Campbeltown is one of 14 area tourism organisations serving the Highlands and Islands to have introduced a new accommodation booking service enabling visitors to reserve rooms in hotels or guest houses anywhere in the region.

For a deposit of £1, any tourist office in the region will now locate and book (with the help of counterparts in the area concerned) the accommodation required and provide the visitor with written confirmation.

Mr Lachie McKinnon, area tourist chief, says: ‘The Highlands and Islands Development Board, together with the tourist organisations, have been making strenuous efforts to increase the service available to tourists once they are attracted to the Highlands and Islands.

‘A greater flow of information about the area and practical help with accommodation problems will mean more satisfied visitors who are likely to return to the region.’

Last year, he said, telex facilities had been installed by the board in most of the principal tourist information centres throughout the region and these would be invaluable in the day-to-day operation of the accommodation service.

The scheme completed the international system already established through the computerised network operated by International Reservations Ltd.

Thursday July 3, 1952

Man brakes spine in main mast fall

A deckhand, 32-year-old William Buckley of Salford, might have died on board the Glasgow cargo steamer Baron Elcho (2,865 tons) on Friday morning when he fell from the cross street of the main mast and crashed with a sickening thud on the deck 40 to 50 feet below, but a steel hawser broke his fall.

Buckley fractured his spine.

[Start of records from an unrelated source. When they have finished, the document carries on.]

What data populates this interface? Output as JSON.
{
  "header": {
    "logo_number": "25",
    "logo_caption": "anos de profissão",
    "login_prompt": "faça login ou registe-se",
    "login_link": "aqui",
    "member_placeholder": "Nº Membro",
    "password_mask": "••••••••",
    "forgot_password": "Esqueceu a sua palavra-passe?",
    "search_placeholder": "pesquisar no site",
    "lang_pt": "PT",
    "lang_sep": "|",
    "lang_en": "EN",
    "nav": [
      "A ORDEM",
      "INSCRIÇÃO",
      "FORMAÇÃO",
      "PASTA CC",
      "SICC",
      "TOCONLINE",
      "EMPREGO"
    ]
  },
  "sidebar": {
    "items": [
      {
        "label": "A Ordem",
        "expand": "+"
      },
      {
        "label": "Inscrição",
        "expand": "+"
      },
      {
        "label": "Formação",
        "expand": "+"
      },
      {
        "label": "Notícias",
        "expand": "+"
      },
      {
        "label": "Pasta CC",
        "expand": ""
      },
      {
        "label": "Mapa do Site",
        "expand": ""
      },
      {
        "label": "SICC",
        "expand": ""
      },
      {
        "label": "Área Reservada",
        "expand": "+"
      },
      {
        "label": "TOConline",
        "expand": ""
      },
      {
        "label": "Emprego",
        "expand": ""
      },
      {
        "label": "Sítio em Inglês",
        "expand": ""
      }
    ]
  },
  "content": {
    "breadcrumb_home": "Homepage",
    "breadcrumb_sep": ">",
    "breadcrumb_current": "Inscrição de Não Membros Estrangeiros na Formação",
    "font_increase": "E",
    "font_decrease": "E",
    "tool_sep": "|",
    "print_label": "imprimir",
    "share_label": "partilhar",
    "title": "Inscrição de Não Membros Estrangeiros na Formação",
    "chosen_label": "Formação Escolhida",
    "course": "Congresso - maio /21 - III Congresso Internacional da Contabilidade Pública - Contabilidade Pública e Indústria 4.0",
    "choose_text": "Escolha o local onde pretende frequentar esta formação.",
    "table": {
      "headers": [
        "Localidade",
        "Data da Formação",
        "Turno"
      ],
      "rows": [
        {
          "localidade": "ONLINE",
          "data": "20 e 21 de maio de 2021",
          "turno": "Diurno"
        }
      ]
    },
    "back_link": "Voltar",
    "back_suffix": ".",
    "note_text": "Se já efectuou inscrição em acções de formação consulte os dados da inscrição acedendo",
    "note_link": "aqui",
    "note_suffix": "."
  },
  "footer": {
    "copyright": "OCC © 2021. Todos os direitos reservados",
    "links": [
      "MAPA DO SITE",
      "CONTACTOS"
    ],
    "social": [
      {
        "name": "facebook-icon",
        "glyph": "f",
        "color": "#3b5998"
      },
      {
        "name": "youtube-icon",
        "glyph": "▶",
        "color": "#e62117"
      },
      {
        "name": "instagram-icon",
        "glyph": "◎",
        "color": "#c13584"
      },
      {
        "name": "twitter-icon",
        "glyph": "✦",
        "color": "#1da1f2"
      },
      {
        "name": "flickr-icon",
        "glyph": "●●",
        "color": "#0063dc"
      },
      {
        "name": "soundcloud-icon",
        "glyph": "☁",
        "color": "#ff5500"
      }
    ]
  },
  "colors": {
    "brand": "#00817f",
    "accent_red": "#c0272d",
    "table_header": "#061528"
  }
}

He had also serious hip and head injuries.

Dr Alexander Cameron, who boarded the steamer at a rendezvous just after Davaar Island, immediately noticed the seriousness of the man’s injuries.

He instructed that a radio telephone call be put through to Campbeltown.

This was to the effect that a BEA air ambulance plane be despatched immediately for Campbeltown, and that a road ambulance be ready at the lifeboat slip at Campbeltown’s New Quay to rush the injured man to the airport once he was taken ashore by the lifeboat City of Glasgow which had taken the doctor out to the ship shortly after 1 o’clock that afternoon.

The Baron Elcho was outward bound for Canada.

She passed the Mull of Kintyre, and was between the Irish coast and the Inner Hebrides when she sent out a radio message to the Campbeltown Harbour authorities asking for a motorboat with a doctor to intercept the steamer after that.

Wrapped in blankets and lashed to a stretcher, Buckley was lowered by derrick from the steamer into the lifeboat, where Coxswain Duncan Newlands and his crew made him comfortable.

Meantime, Miss Catherine McGeachy, BEA assistant agent at Campbeltown, made all the necessary arrangements for the ambulance service, and, shortly after being landed by the lifeboat with the doctor, the patient was being transferred at the airport from the road ambulance to the mercy plane.

Accompanied by a nurse and piloted by Captain Payne, the air ambulance nosed back to Renfrew, from where Buckley was taken by road to the Southern General Hospital, Glasgow, for specialist treatment.

The Baron Elcho is registered at Ardrossan and is owned by the Hogarth Shipping Company of Glasgow.

Islay police sergeant retires

Police Sergeant Angus McGeachy, an enthusiastic Gael, who started his career at Campbeltown with the Argyllshire Police Force, retired yesterday after 30 years’ police service in the county.

On joining the force in 1922, he was stationed at Campbeltown for a year, followed by two years at Oban and Inveraray.

He was transferred to Kilmartin, where he served for a number of years, until he was promoted to Sergeant in 1939 and transferred to Campbeltown.

Later, he was moved to Dunoon and was appointed Bar Officer at Dunoon in 1944.

Sergeant McGeachy is an enthusiastic angler.

He is an active member of the Dunoon branch of An Comunn Gàidhealach; he is held in high regard by his colleagues and superiors in the force as well as by the community.

It is understood that he intends to take up residence in Dunoon.

In 2012: Mari Wilson, Jane Clements and Lynn Wilson at the Gigha Music Festival.
In 2012: Mari Wilson, Jane Clements and Lynn Wilson at the Gigha Music Festival.